Cleveland even crept to within eight points after a Josh McCown to Gary Barnidge touchdown throw early in the fourth quarter, but as Browns will be Browns, Cody Parkey missed the extra point, so it remained 17-9.
The defense forced a punt on Pittsburgh’s next possession, and after a special teams penalty (which is a weekly occurrence), McCown took a strip sack and the Steelers recovered in the end zone to put the game away.
Now, the final score showed the dominance the visitors showed virtually the entire contest.
Early in the season, someone said the NFL has become a 3rd and 2 league, and if you can convert on offense, you will win, and if you can stop your opponent, you will be successful.
Pittsburgh was 6 for 13 on third and fourth downs today, while the Browns were 4 of 15 on third down. And that might just describe the game, and actually most Cleveland games this season.
Positives. The defense held Ben Roethlisberger to just one touchdown on the day, despite the black and gold having the ball virtually all of the first three quarters of the game.
Terrelle Pryor once again was a force, catching five passes for 97 yards and returned to the game after a brutal shot to the ribs trying to catch a high throw from McCown.
Christian Kirksey had nine more tackles, and safety Ed Reynolds had the best hit of the day, driving Le’Veon Bell out of bounds after a short pass play.
That’s about it.
Negatives.
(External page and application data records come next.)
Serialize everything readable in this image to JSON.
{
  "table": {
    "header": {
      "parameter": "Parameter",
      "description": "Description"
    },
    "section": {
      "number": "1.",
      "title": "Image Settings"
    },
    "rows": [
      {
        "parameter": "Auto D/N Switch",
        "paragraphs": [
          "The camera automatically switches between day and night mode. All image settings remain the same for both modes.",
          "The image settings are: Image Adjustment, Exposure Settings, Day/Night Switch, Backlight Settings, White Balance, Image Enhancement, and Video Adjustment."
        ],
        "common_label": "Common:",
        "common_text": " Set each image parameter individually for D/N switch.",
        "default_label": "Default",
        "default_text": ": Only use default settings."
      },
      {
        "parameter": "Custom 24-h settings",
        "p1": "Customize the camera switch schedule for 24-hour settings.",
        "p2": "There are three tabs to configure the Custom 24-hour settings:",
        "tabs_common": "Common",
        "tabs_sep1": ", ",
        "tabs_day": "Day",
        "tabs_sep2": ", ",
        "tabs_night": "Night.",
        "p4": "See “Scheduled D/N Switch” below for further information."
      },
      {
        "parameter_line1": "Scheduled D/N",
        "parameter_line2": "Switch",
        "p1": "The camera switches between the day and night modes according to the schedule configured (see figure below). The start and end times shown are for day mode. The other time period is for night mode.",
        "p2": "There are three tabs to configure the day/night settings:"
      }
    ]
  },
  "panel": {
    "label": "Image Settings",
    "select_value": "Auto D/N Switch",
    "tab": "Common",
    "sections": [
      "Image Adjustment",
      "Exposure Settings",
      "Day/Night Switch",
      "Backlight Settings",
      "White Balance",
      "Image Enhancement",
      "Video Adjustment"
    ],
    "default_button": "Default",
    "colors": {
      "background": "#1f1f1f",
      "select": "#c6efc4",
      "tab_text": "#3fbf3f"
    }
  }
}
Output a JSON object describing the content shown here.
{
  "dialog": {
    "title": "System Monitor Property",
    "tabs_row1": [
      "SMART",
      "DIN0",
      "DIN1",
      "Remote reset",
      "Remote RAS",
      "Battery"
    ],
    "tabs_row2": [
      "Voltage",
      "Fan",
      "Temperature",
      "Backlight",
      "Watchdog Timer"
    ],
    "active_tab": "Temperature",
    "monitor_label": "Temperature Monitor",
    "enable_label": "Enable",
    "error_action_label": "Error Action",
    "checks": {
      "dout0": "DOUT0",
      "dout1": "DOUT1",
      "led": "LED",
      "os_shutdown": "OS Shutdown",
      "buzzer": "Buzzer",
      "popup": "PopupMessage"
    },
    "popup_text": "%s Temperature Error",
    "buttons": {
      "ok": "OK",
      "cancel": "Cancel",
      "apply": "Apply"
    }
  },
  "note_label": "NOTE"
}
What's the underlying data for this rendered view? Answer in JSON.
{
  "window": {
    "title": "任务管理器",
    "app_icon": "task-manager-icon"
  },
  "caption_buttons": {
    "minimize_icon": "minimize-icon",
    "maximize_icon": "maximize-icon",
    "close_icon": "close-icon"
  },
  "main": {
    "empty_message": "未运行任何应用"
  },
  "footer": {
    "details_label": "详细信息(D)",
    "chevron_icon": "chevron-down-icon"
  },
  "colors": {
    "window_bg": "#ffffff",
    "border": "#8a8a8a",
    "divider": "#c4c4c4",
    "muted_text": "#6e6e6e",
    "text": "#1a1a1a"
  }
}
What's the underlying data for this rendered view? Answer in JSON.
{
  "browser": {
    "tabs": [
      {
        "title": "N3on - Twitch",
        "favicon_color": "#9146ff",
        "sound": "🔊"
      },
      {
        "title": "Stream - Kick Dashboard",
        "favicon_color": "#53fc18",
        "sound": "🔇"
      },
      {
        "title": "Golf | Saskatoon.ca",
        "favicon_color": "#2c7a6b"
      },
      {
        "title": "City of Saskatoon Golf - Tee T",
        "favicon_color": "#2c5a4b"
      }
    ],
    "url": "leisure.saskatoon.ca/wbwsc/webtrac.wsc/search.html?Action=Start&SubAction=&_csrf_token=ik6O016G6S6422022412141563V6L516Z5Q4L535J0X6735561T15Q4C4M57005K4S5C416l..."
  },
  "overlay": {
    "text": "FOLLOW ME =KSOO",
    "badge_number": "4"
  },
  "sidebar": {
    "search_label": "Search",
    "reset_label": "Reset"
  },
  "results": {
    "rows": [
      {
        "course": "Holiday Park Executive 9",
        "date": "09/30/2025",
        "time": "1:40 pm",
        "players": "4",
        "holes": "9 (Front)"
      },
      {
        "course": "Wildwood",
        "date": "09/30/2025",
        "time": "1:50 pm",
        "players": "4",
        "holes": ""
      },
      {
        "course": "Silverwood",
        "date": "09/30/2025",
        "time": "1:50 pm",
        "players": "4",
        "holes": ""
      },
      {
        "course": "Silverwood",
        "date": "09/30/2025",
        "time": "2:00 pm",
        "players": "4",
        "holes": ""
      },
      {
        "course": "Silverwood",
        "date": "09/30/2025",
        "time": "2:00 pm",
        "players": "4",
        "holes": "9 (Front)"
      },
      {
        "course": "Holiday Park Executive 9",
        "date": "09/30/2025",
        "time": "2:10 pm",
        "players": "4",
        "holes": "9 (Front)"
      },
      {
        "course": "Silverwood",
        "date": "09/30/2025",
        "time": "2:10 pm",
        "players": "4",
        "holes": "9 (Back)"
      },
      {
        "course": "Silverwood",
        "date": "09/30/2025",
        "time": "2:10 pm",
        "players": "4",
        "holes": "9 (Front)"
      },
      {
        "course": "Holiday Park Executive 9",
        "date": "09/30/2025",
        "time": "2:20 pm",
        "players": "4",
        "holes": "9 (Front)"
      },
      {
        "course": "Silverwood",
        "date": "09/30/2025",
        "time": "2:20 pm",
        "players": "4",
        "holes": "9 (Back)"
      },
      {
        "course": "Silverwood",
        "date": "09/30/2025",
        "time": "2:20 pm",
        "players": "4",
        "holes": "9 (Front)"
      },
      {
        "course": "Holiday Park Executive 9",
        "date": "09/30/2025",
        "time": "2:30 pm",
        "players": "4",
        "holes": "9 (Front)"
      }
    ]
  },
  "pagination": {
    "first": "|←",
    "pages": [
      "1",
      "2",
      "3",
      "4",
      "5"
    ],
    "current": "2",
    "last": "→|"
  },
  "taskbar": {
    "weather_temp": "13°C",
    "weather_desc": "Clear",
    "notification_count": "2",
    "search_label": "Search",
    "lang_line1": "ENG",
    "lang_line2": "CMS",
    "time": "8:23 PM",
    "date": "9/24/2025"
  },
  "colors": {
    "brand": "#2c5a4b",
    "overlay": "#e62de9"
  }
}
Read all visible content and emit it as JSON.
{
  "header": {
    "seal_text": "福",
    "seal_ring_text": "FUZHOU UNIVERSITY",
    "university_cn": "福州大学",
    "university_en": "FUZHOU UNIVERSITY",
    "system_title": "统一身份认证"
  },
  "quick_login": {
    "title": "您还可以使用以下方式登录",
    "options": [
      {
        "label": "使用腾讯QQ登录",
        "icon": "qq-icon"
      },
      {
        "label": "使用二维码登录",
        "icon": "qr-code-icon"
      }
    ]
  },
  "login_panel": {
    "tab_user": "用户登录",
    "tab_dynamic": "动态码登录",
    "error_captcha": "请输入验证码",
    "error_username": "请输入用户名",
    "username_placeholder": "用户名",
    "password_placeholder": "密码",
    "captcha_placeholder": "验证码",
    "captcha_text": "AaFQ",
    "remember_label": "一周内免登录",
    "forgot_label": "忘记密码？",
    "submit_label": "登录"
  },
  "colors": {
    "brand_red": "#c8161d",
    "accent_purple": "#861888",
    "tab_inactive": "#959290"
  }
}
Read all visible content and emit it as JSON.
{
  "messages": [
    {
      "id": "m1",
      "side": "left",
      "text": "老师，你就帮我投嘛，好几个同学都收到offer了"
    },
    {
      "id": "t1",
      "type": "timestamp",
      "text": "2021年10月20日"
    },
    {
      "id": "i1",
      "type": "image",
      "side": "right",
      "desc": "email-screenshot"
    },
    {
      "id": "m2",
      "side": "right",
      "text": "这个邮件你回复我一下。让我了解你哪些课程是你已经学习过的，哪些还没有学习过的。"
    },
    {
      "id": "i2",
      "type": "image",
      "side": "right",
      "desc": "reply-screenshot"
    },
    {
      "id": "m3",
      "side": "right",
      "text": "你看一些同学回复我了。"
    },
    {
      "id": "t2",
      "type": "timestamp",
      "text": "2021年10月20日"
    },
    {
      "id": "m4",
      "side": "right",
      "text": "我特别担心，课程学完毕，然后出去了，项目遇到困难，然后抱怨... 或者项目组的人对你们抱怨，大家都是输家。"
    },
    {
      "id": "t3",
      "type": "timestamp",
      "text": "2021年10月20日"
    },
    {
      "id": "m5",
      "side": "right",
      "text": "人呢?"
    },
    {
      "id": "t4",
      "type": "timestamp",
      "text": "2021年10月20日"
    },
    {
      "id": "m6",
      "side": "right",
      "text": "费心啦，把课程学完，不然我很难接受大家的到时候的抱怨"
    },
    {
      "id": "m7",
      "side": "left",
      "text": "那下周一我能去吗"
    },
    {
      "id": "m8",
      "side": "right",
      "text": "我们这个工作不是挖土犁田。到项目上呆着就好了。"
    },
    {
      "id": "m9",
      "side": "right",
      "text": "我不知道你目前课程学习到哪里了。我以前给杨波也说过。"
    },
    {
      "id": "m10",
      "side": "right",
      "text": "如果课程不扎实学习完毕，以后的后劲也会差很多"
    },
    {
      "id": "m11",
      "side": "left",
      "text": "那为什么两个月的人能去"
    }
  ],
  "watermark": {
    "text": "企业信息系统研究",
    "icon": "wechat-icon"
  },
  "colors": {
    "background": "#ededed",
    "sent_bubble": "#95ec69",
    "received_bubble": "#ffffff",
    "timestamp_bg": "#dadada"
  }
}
Hue Jackson wanted to see Cody Kessler throw downfield more often, and the result may have been the rookie QB holding on to the ball forever.
Pittsburgh had eight sacks, many of those because Cleveland quarterbacks held on to the ball way too long.
It doesn’t help that the Browns refuse to make any changes on their offensive line, despite not being able to run the ball or protect the passer.
The Browns had just 33 yards on the ground, averaging just 2.5 per carry. Their leading rusher was McCown with 11 yards.
This brings up the old lament. Cleveland can’t win until they can run the ball, and can stop the run.
Watching the Steelers get the ball to Bell and Antonio Brown (44 combined plays), you wonder why Jackson doesn’t use Pryor more often. Get him the ball on bubble screen, slants, end arounds, etc.
He’s the team’s best offensive player. He should get the ball as much as possible. We understand teams are trying to take Pryor away, but that’s Jackson’s field of expertise.
We also get that Kessler isn’t a starting QB in the NFL for a good team, but we will again say there is no reason for McCown to get more time. Hopefully, Robert Griffin III can play next week, because frankly, we’d rather see him.
McCown got the Browns in the end zone, but he also made the key mistake, fumbling in the end zone, and had several other throws which either got a receiver drilled, or hit a defender that couldn’t hold on.
So, now it’s 0-11 and 14 straight defeats.
And although we understand the plan, it’s getting tougher and tougher to find something to pin hopes on for the future.